→ Action item: How many lines below contain the word "icon"? Give only the number.
--*--
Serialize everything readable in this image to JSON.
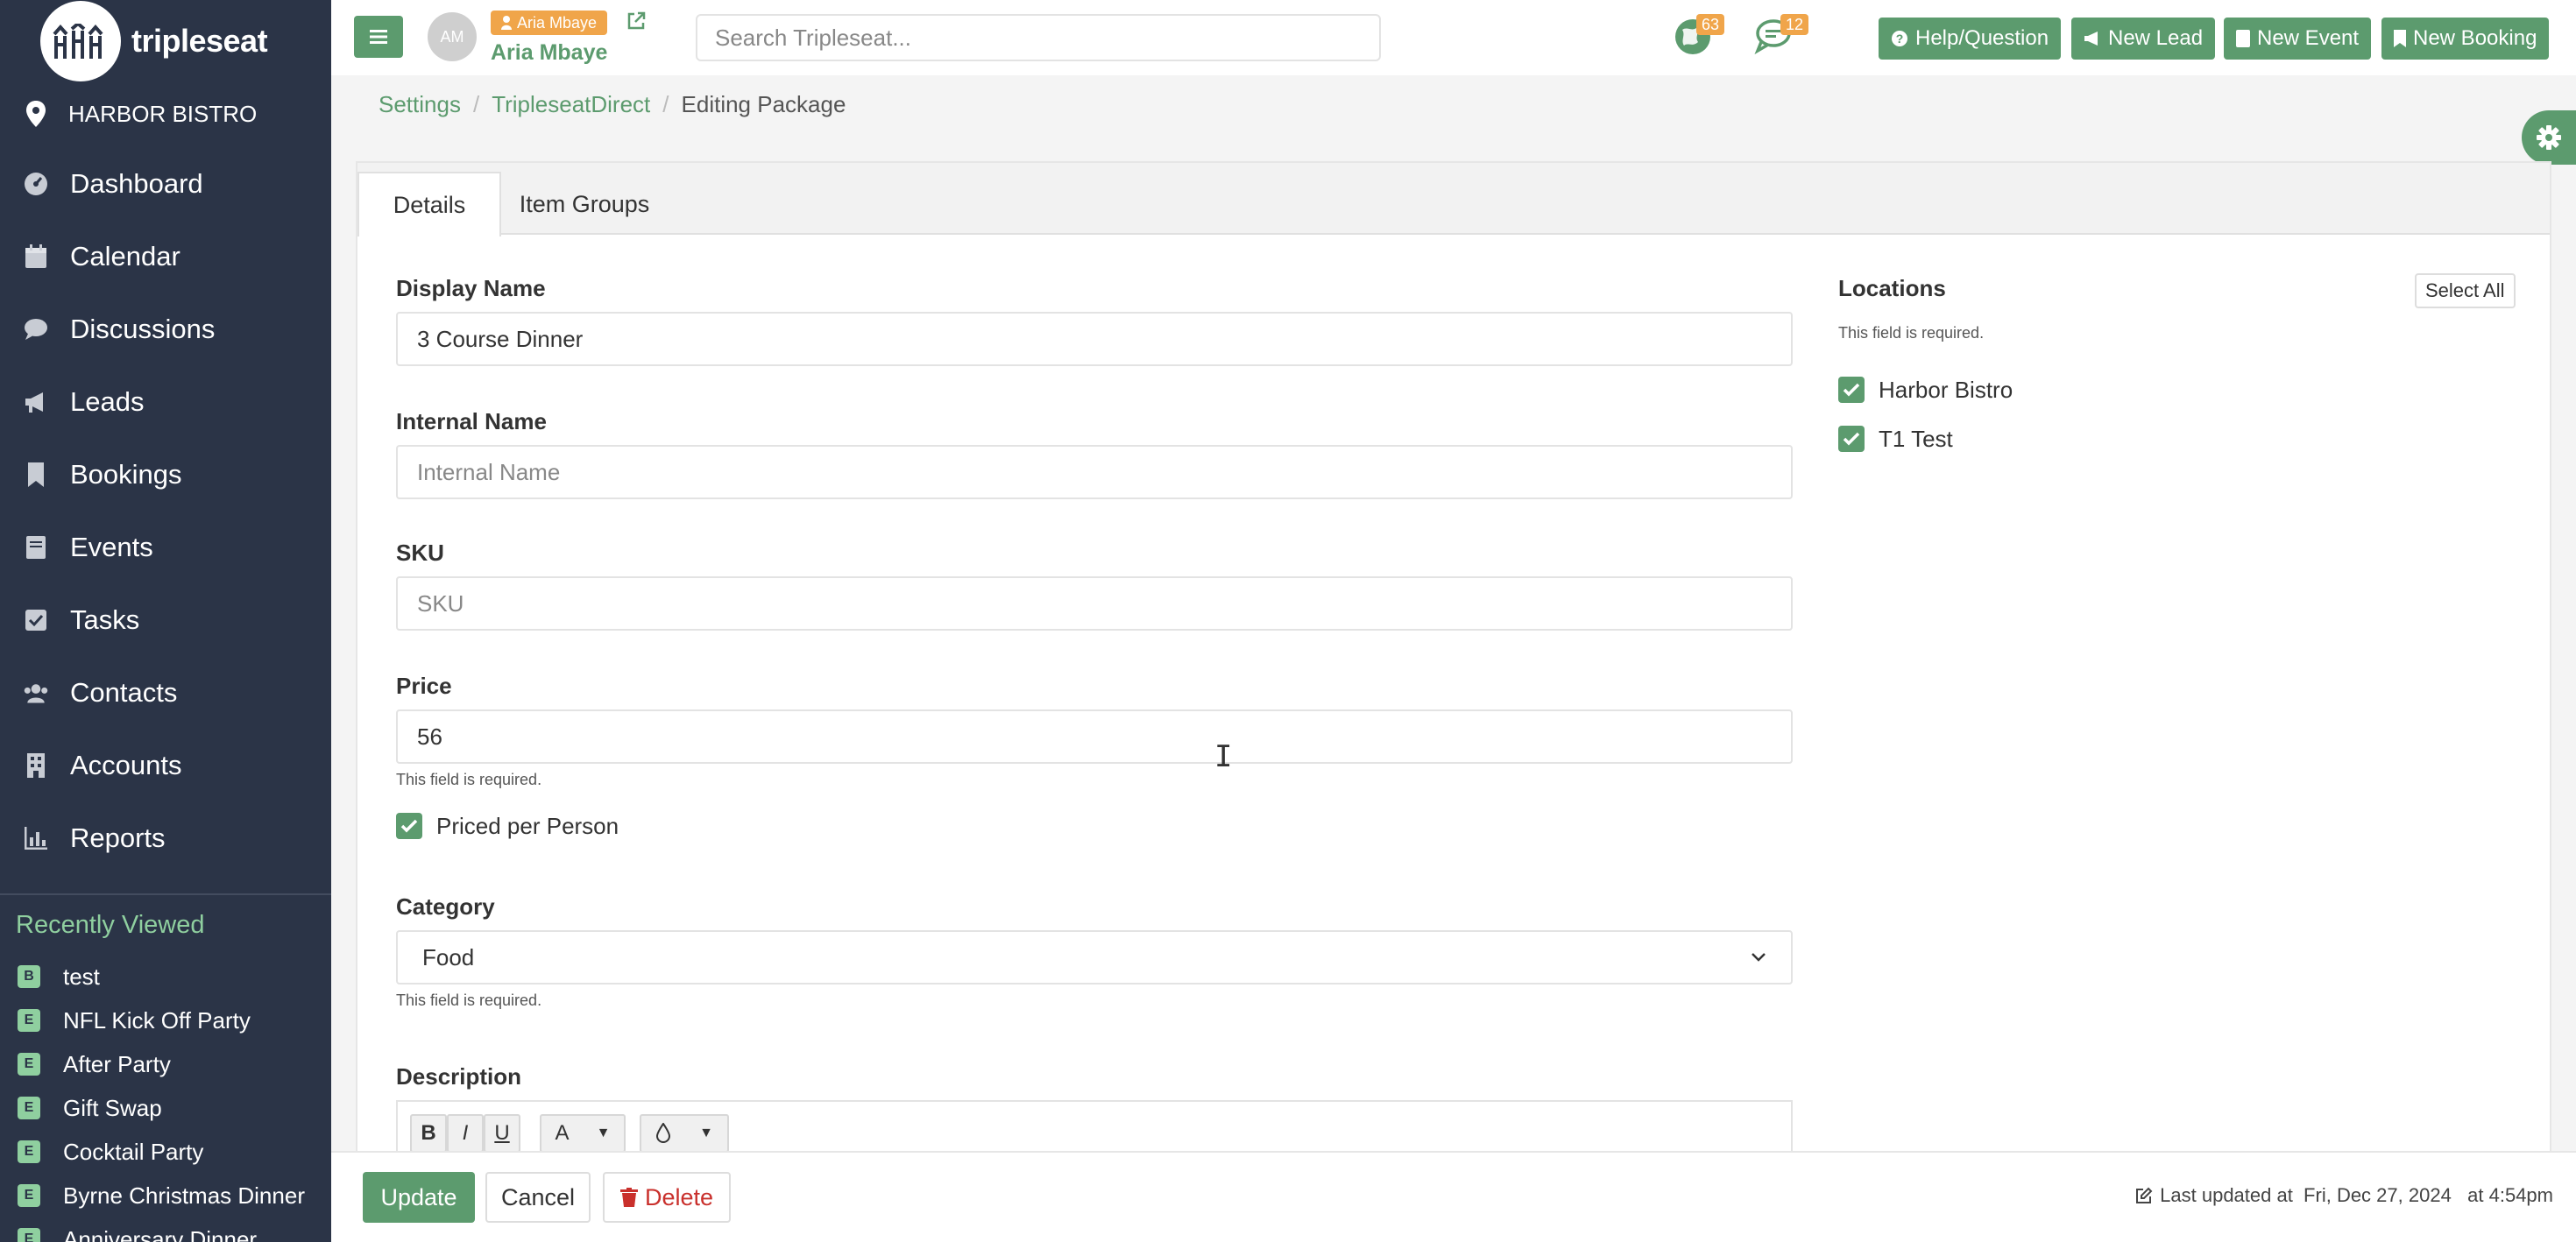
{
  "brand": {
    "name": "tripleseat"
  },
  "location": {
    "name": "HARBOR BISTRO"
  },
  "nav": {
    "items": [
      {
        "label": "Dashboard",
        "icon": "dashboard-icon"
      },
      {
        "label": "Calendar",
        "icon": "calendar-icon"
      },
      {
        "label": "Discussions",
        "icon": "chat-icon"
      },
      {
        "label": "Leads",
        "icon": "megaphone-icon"
      },
      {
        "label": "Bookings",
        "icon": "bookmark-icon"
      },
      {
        "label": "Events",
        "icon": "book-icon"
      },
      {
        "label": "Tasks",
        "icon": "check-square-icon"
      },
      {
        "label": "Contacts",
        "icon": "users-icon"
      },
      {
        "label": "Accounts",
        "icon": "building-icon"
      },
      {
        "label": "Reports",
        "icon": "bar-chart-icon"
      }
    ]
  },
  "recent": {
    "title": "Recently Viewed",
    "items": [
      {
        "badge": "B",
        "label": "test"
      },
      {
        "badge": "E",
        "label": "NFL Kick Off Party"
      },
      {
        "badge": "E",
        "label": "After Party"
      },
      {
        "badge": "E",
        "label": "Gift Swap"
      },
      {
        "badge": "E",
        "label": "Cocktail Party"
      },
      {
        "badge": "E",
        "label": "Byrne Christmas Dinner"
      },
      {
        "badge": "E",
        "label": "Anniversary Dinner"
      }
    ]
  },
  "topbar": {
    "avatar_initials": "AM",
    "user_tag": "Aria Mbaye",
    "user_name": "Aria Mbaye",
    "search_placeholder": "Search Tripleseat...",
    "notif_globe_count": "63",
    "notif_chat_count": "12",
    "help_label": "Help/Question",
    "new_lead_label": "New Lead",
    "new_event_label": "New Event",
    "new_booking_label": "New Booking"
  },
  "breadcrumb": {
    "items": [
      "Settings",
      "TripleseatDirect"
    ],
    "current": "Editing Package"
  },
  "tabs": {
    "details": "Details",
    "item_groups": "Item Groups"
  },
  "form": {
    "display_name": {
      "label": "Display Name",
      "value": "3 Course Dinner"
    },
    "internal_name": {
      "label": "Internal Name",
      "placeholder": "Internal Name"
    },
    "sku": {
      "label": "SKU",
      "placeholder": "SKU"
    },
    "price": {
      "label": "Price",
      "value": "56",
      "help": "This field is required."
    },
    "priced_per_person": {
      "label": "Priced per Person",
      "checked": true
    },
    "category": {
      "label": "Category",
      "value": "Food",
      "help": "This field is required."
    },
    "description": {
      "label": "Description"
    },
    "toolbar": {
      "bold": "B",
      "italic": "I",
      "underline": "U",
      "font": "A"
    }
  },
  "locations": {
    "title": "Locations",
    "select_all": "Select All",
    "help": "This field is required.",
    "items": [
      {
        "label": "Harbor Bistro",
        "checked": true
      },
      {
        "label": "T1 Test",
        "checked": true
      }
    ]
  },
  "footer": {
    "update": "Update",
    "cancel": "Cancel",
    "delete": "Delete",
    "last_updated": "Last updated at  Fri, Dec 27, 2024   at 4:54pm"
  },
  "colors": {
    "accent": "#5c9b6e",
    "sidebar": "#2b3447",
    "badge": "#f0a54a",
    "danger": "#c9302c"
  }
}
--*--
→ Your response: 10